▶ [DIRECTIONS] Write all of the entries out again exactly.

[Interface dataset entries]
________________________________________
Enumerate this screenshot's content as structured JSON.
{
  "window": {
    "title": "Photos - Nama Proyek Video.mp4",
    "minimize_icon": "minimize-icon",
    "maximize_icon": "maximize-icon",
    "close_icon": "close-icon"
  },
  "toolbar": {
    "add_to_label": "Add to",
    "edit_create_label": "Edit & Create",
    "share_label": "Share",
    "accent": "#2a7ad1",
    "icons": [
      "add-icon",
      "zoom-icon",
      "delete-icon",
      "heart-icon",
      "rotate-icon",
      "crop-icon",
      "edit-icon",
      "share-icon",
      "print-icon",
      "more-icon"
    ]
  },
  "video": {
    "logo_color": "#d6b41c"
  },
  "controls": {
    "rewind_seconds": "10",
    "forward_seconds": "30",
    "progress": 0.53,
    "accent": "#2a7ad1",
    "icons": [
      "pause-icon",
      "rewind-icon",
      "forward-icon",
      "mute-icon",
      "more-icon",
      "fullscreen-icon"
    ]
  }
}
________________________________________
▶ [REPLY]
Enumerate this screenshot's content as structured JSON.
{
  "window": {
    "title": "Photos - Nama Proyek Video.mp4",
    "minimize_icon": "minimize-icon",
    "maximize_icon": "maximize-icon",
    "close_icon": "close-icon"
  },
  "toolbar": {
    "add_to_label": "Add to",
    "edit_create_label": "Edit & Create",
    "share_label": "Share",
    "accent": "#2a7ad1",
    "icons": [
      "add-icon",
      "zoom-icon",
      "delete-icon",
      "heart-icon",
      "rotate-icon",
      "crop-icon",
      "edit-icon",
      "share-icon",
      "print-icon",
      "more-icon"
    ]
  },
  "video": {
    "logo_color": "#d6b41c"
  },
  "controls": {
    "rewind_seconds": "10",
    "forward_seconds": "30",
    "progress": 0.53,
    "accent": "#2a7ad1",
    "icons": [
      "pause-icon",
      "rewind-icon",
      "forward-icon",
      "mute-icon",
      "more-icon",
      "fullscreen-icon"
    ]
  }
}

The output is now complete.